Uganda’s premier chimpanzee-tracking destination, Kibale National Park protects 766km² of predominantly forested habitat that extends more than 50km south from the main Fort Portal–Kampala Road to the northeast border of Queen Elizabeth National Park. Trackers visit the Kanyantale Community, which comprises around 90 individuals, and is very well habituated, with the result that individuals feeding or grooming on the ground can often be approached to within 8–10m. It is more difficult to get a close or clear sighting when the chimps are on the move or feeding high in the trees. Standard tracking excursions usually take up to 3 hours, including the maximum period of an hour with the chimps.
The only habituated chimpanzee community in QENP inhabits an isolated strip of riparian forest in the 100m-deep Kyambura Gorge, which runs for 16km on the park’s eastern boundary with Kyambura Wildlife Reserve. The confined nature of the forested gorge makes it quite easy to locate the chimps by sound, and once you’ve found them, they can usually be approached quite closely.

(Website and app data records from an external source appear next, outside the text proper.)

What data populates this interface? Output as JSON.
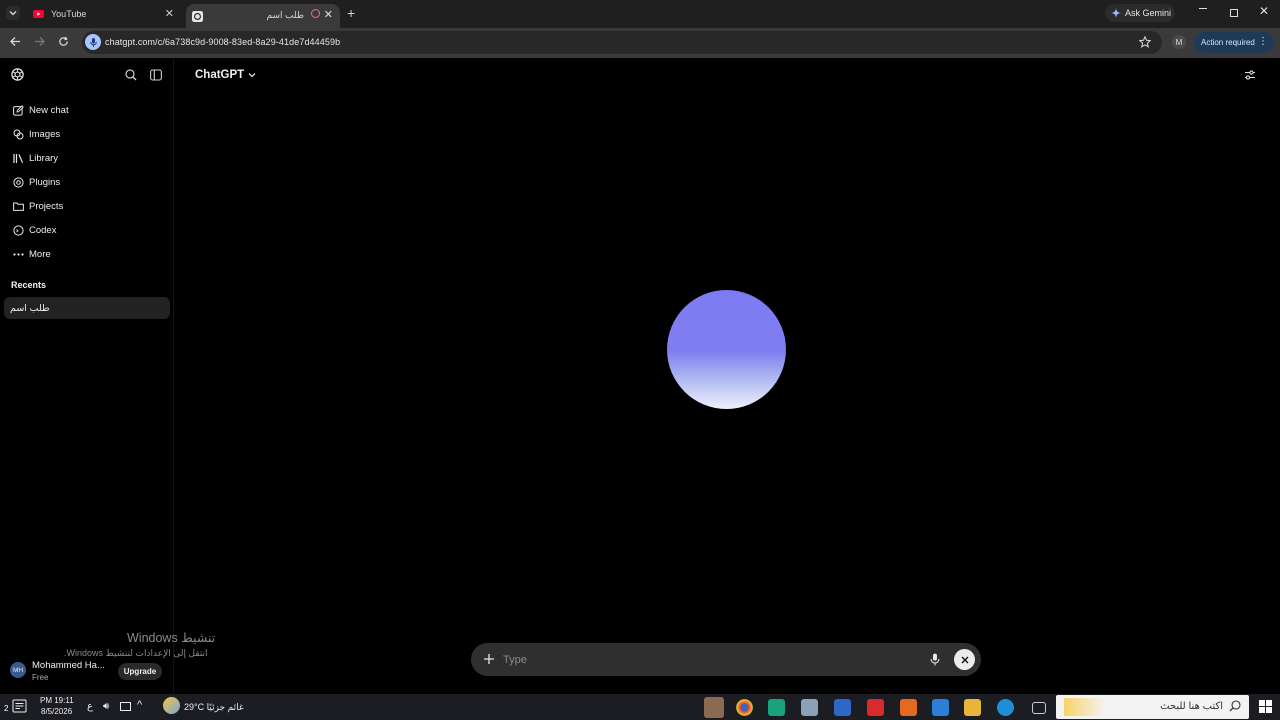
{
  "browser": {
    "tabs": [
      {
        "title": "YouTube",
        "active": false
      },
      {
        "title": "طلب اسم",
        "active": true
      }
    ],
    "ask_gemini": "Ask Gemini",
    "url": "chatgpt.com/c/6a738c9d-9008-83ed-8a29-41de7d44459b",
    "profile_initial": "M",
    "action_required": "Action required"
  },
  "sidebar": {
    "nav": [
      {
        "label": "New chat",
        "icon": "new-chat-icon"
      },
      {
        "label": "Images",
        "icon": "images-icon"
      },
      {
        "label": "Library",
        "icon": "library-icon"
      },
      {
        "label": "Plugins",
        "icon": "plugins-icon"
      },
      {
        "label": "Projects",
        "icon": "folder-icon"
      },
      {
        "label": "Codex",
        "icon": "codex-icon"
      },
      {
        "label": "More",
        "icon": "more-icon"
      }
    ],
    "recents_heading": "Recents",
    "recents": [
      "طلب اسم"
    ],
    "user": {
      "initials": "MH",
      "name": "Mohammed Ha...",
      "plan": "Free",
      "upgrade": "Upgrade"
    }
  },
  "main": {
    "title": "ChatGPT",
    "composer_placeholder": "Type"
  },
  "watermark": {
    "line1": "تنشيط Windows",
    "line2": "انتقل إلى الإعدادات لتنشيط Windows."
  },
  "taskbar": {
    "time": "PM 19:11",
    "date": "8/5/2026",
    "lang": "ع",
    "weather": "29°C  غائم جزئيًا",
    "search_placeholder": "اكتب هنا للبحث",
    "notification_count": "2"
  },
  "colors": {
    "accent_orb_top": "#7e7bf2",
    "action_required_bg": "#1e3a58",
    "youtube_red": "#ff0033"
  }
}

Ngamba Island Chimpanzee Sanctuary
Situated 23km southeast of Entebbe, Ngamba is a formerly uninhabited 50ha island in the Kome Archipelago, which is separated from the northern shore of Lake Victoria by the 10km-wide Damba Channel. Supporting a rainforest environment that includes 50-plus plant species utilised by free-ranging chimps, Ngamba was established as a sanctuary in 1998, when 19 orphaned chimps, all of which had been saved from a life in captivity or a laboratory, were relocated there. Today, 49 orphaned chimpanzees, many captured illegally in the forests of the DRC and smuggled across to Uganda for trade, are resident on Ngamba. The fenced-off part of the island offers plenty of room for the chimps to roam, but it isn’t large enough to sustain the entire community – indeed, its area corresponds roughly to the natural range of one chimpanzee – so the chimps are fed a porridgelike mixture for breakfast, and then fruits and vegetables twice during the day. The fruits are given to the chimps from a viewing platform, which provides an opportunity for visitors to observe and photograph them through a fence.
Chimpanzees find a safe haven at Tacugama Chimpanzee Sanctuary after being rescued from cruel living conditions © Katrina Manson

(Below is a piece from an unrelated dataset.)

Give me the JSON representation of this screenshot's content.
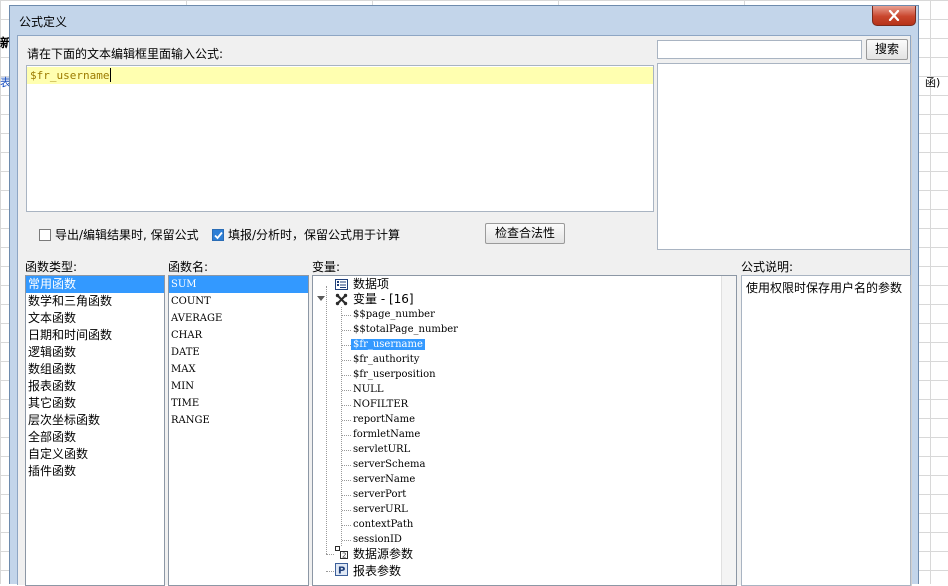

Tacugama Chimpanzee Sanctuary
Rescued from cruel living conditions as pets or performers, today about 80 primates find safe haven at Tacugama, swinging from branches, hooting with happiness, throwing things at passers-by with the petulance of children, nuzzling each other with the tenderness of mothers attending to newborns, and picking bugs out of each other’s fur with the attention of Madonna’s manicurist. Even the least animal-friendly of visitors gets sucked into the magic within moments.
Tanzania, Rwanda and Uganda have a combined population of perhaps 7,000 chimpanzees © Ariadne Van Zandbergen, Africa Image Library

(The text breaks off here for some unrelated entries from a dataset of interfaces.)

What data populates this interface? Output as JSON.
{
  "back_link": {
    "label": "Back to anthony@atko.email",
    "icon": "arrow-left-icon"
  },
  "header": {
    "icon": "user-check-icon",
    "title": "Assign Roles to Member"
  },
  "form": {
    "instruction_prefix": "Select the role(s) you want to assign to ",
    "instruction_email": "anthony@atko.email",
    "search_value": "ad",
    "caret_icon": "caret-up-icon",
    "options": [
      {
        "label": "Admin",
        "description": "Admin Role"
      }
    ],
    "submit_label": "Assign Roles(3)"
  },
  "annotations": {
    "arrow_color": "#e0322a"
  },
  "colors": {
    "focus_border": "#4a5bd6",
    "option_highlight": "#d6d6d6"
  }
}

Mahale Mountains National Park
Arguably one of the top chimpanzee-tracking destinations on the continent, the park’s population of roughly 100 chimpanzees is divided across three communities. The habituated Kasekela Community is the largest of the three, numbering about 45 individuals, and its territory lies in the central part of the park, around the Kasekela research centre, rest camp and river. The best time to track the chimps is shortly after sunrise, because the guides normally know where they nested the previous night, and are thus likely to find them quite easily. During the dry season, when the chimps tend to forage on the lower slopes of the escarpment, it often takes less than an hour to locate a group.
If you can find them in the right location, chimpanzees can be quite relaxed viewing subjects © Carles Juan Sall
Covering an area of about 6km², Cyamudongo is an isolated patch of montane forest, protected as an isolated annexe to Nyungwe National Park. Harbouring a community of around 40 chimpanzees that are now the most usual goal of daily chimp-tracking excursions out of Gisakura, chimp tracking here is altogether more hit-and-miss, partly because these smaller and less sedentary apes are usually found either feeding high in the trees or moving swiftly along the ground. Nevertheless, the success rate of chimp tracking at Cyamudongo is now pretty high and if you find them in the right location, they can be quite relaxed viewing subjects.